By Silvia Martelli
A display of leadership solidarity marking a century since the end of World War I turned into a public exercise of isolation. Although during previous meetings with Emmanuel Macron, Donald Trump has managed to come across as friendly, on the celebration of the Armistice Day – held in Paris on November 11 – the US president looked apathetic all the way through.
As almost 70 world leaders walked down the Champs Élysées in a phalanx, The Donald opted for the comforts of his limousine. He then sat glumly throughout the ceremony, which Macron seized as an opportunity to reinforce his complete rejection of nationalism. The implicit references to some of the US president’s claims were multiple – there were no doubts about who Macron was referring to when stating that “patriotism is the antithesis of nationalism” and that “nationalism is inherently treasonous”.

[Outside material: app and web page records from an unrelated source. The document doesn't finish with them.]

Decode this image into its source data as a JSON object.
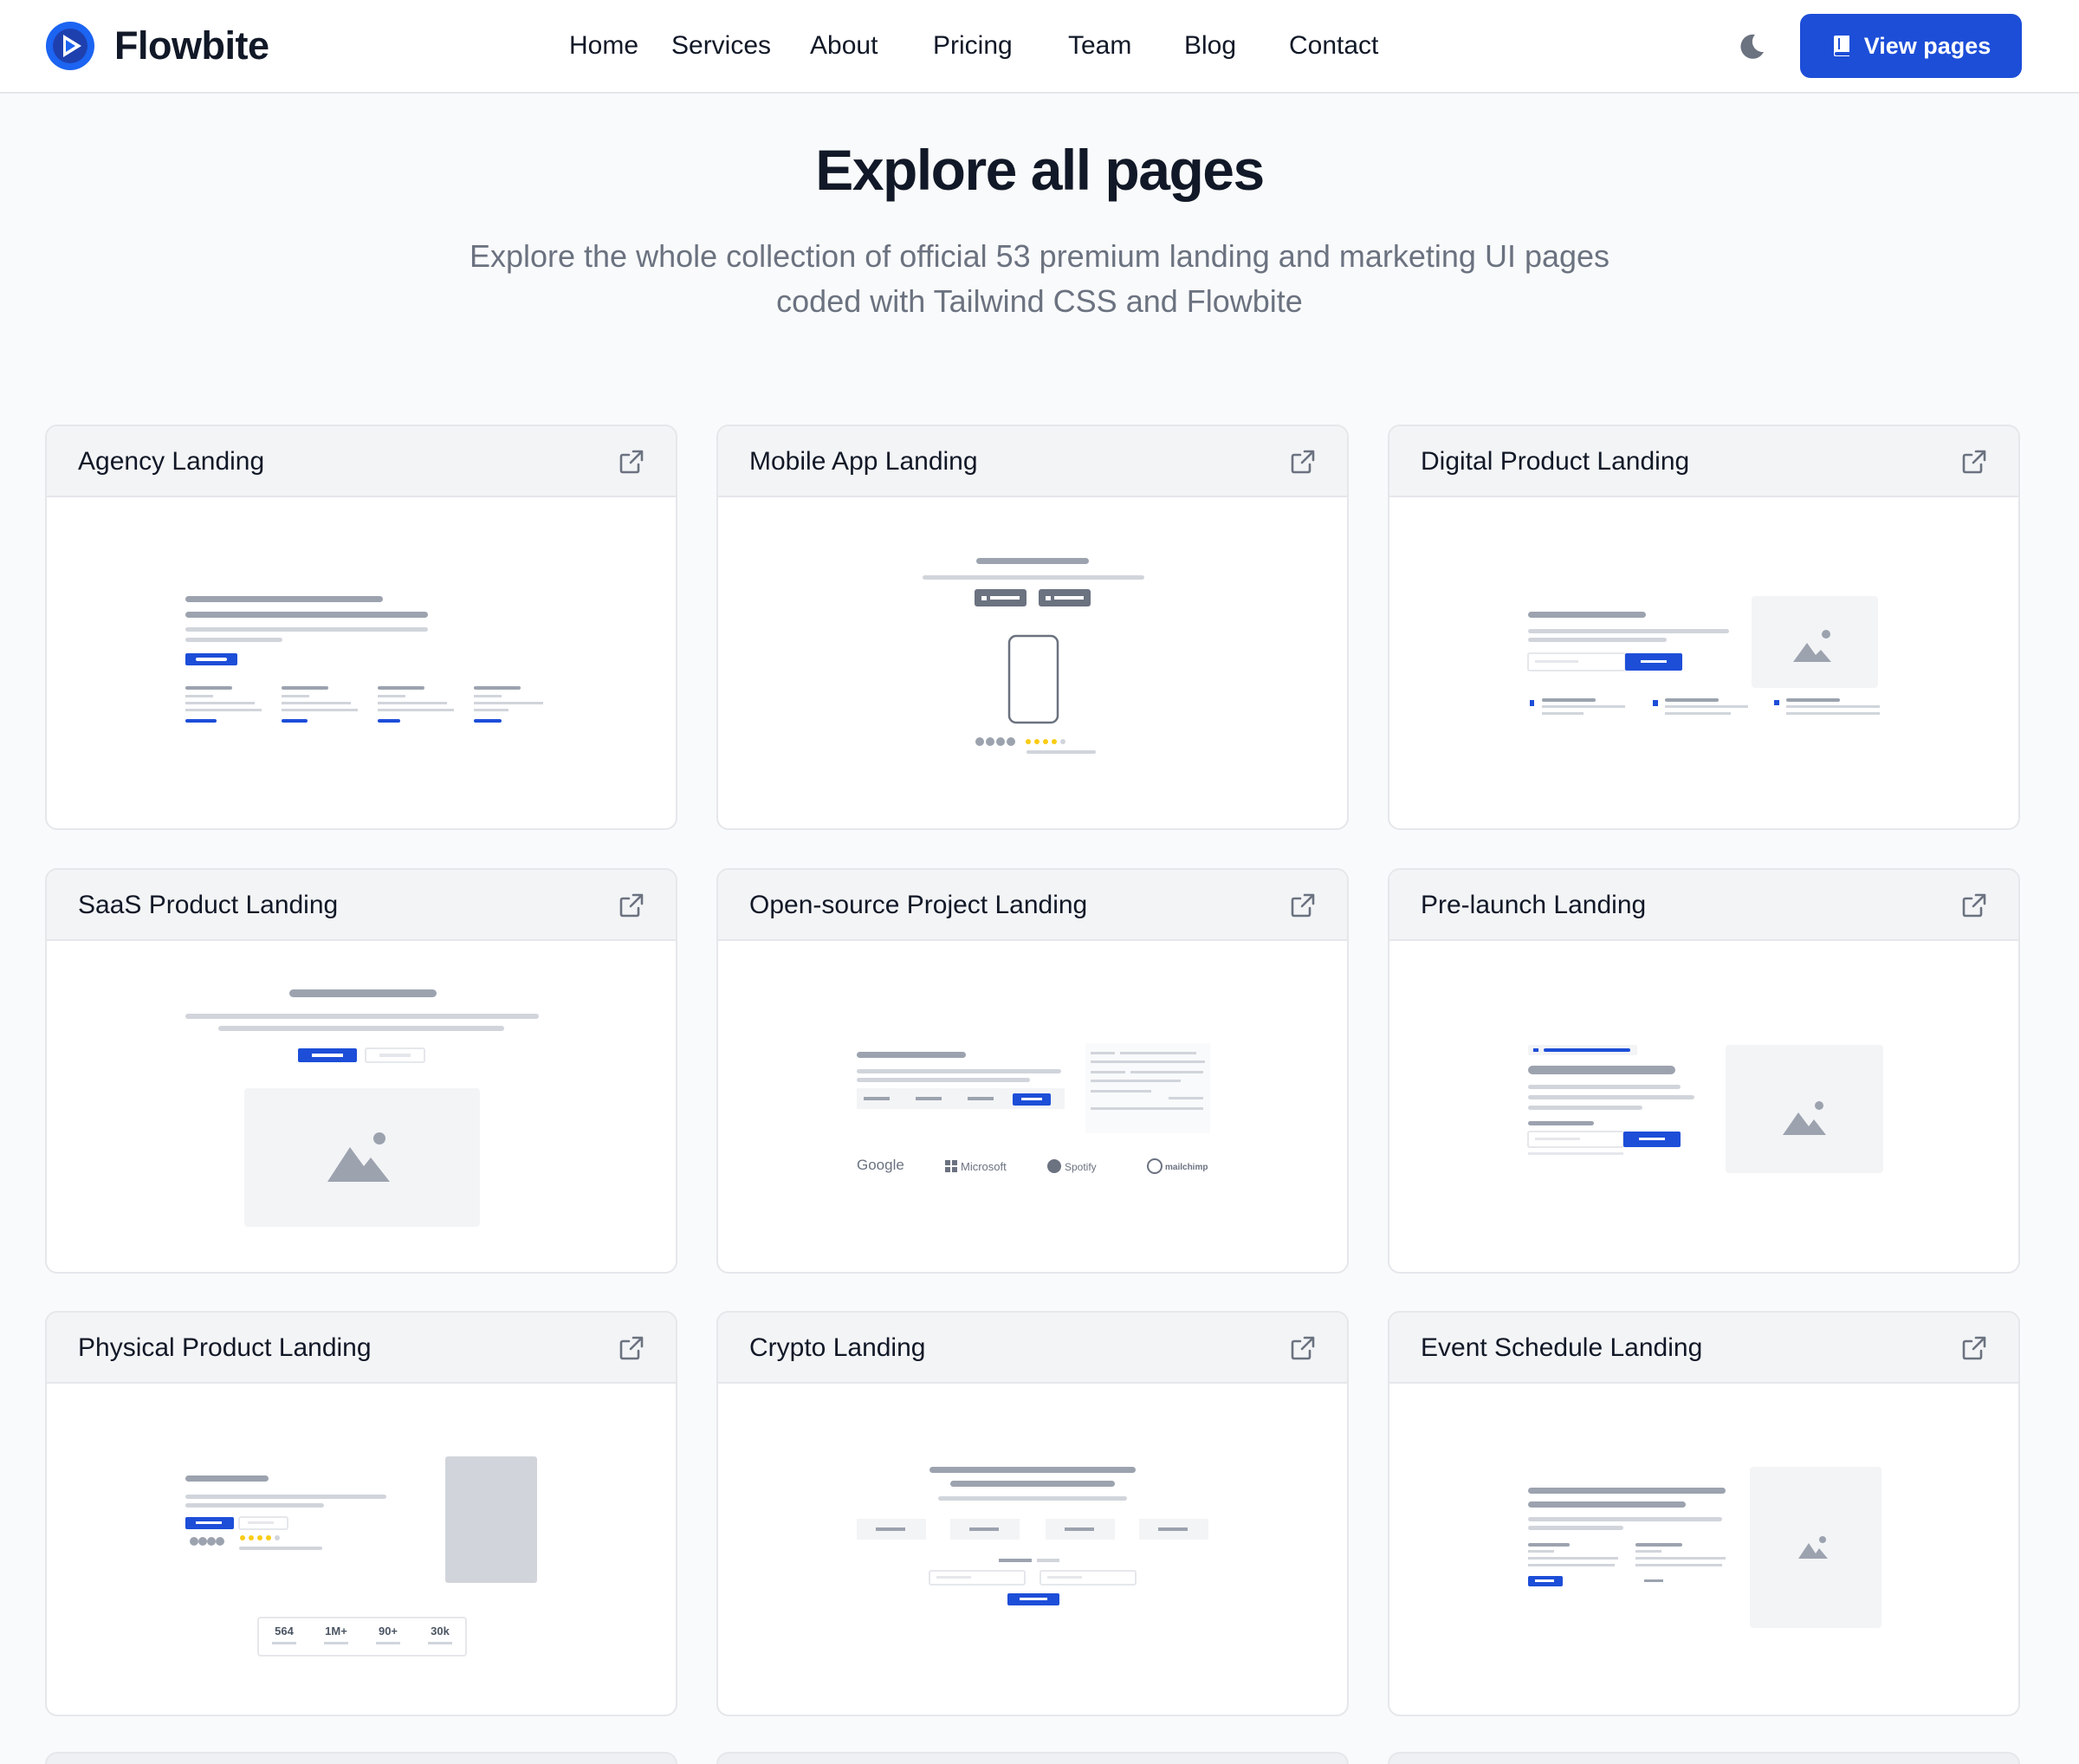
{
  "brand": {
    "name": "Flowbite",
    "accent": "#1d4ed8"
  },
  "nav": {
    "links": [
      "Home",
      "Services",
      "About",
      "Pricing",
      "Team",
      "Blog",
      "Contact"
    ],
    "theme_toggle_icon": "moon-icon",
    "cta_label": "View pages",
    "cta_icon": "book-icon"
  },
  "hero": {
    "title": "Explore all pages",
    "subtitle": "Explore the whole collection of official 53 premium landing and marketing UI pages coded with Tailwind CSS and Flowbite"
  },
  "cards": [
    {
      "title": "Agency Landing",
      "icon": "external-link-icon"
    },
    {
      "title": "Mobile App Landing",
      "icon": "external-link-icon"
    },
    {
      "title": "Digital Product Landing",
      "icon": "external-link-icon"
    },
    {
      "title": "SaaS Product Landing",
      "icon": "external-link-icon"
    },
    {
      "title": "Open-source Project Landing",
      "icon": "external-link-icon"
    },
    {
      "title": "Pre-launch Landing",
      "icon": "external-link-icon"
    },
    {
      "title": "Physical Product Landing",
      "icon": "external-link-icon"
    },
    {
      "title": "Crypto Landing",
      "icon": "external-link-icon"
    },
    {
      "title": "Event Schedule Landing",
      "icon": "external-link-icon"
    }
  ],
  "previews": {
    "open_source_logos": [
      "Google",
      "Microsoft",
      "Spotify",
      "mailchimp"
    ],
    "physical_product_stats": [
      "564",
      "1M+",
      "90+",
      "30k"
    ]
  }
}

As is becoming a recurrence on his foreign visits, Trump’s trip to Paris quickly turned into a series of quirks whose debates risk shadowing events of historic significance. As soon as he touched down on French territory, he posted a tweet that criticized his French host on the basis of a mangling in the US press of some of Macron’s claims, making it sound like he wanted a European army to fend off the US, China and Russia. It was not what Macron said, but Trump railed against him anyway: “very insulting,” he declared. It was a clear sign that the “America First” president was ready to chart his own course during the event. Later in the day, he cancelled a visit to a First World War cemetery in Belleau (where 2,000 US Marines were buried) due to “poor weather”. The excuse was instantly undermined by footage of Angela Merkel, Macron, Justin Trudeau and Trump’s own staff under the lightest of drizzles. In the meantime, the US president was enjoying his hotel bedroom.
The only time Trump brightened up was when Vladimir Putin (who was late for the ceremony) approached him – he then flashed a cheerful smile, in sharp contrast with the stiffening of Macron and Merkel as the leader greeted them too. The complicity between the US and Russian leaders was made even more evident by the gestures that followed the handshake: Putin gave Trump a ‘thumbs up’, shook Melania’s hand, then patted The Donald on the arm, who returned the gesture. The escalation seemed to mark the opening of the ‘other celebration’, a hymn to sovereignism – Putin and Trump, standing next to Macron and Merkel, seemed a team on their own. That was, however, nothing unexpected: French authorities had acted preventively, asking the two leaders not to arrange any meetings during the commemoration, fearing that it would overshadow the occasion. The two leaders were even kept apart at a working lunch in the Élysée Palace, as French officials switched their seats last minute. Regardless, Putin declared that he managed to have a “good talk” at the lunch.
Despite Macron and Merkel’s joint efforts to advocate for patriotism rather than nationalism (the difference between the two is subtle, yet substantial) and for international relations based upon willingness to cooperate, some hold a very different opinion of how things should be. Living examples of these are Trump and Putin, who keep interchanging almost a fatal attraction with multiple disagreements – perfectly fitting the logic of sovereignity.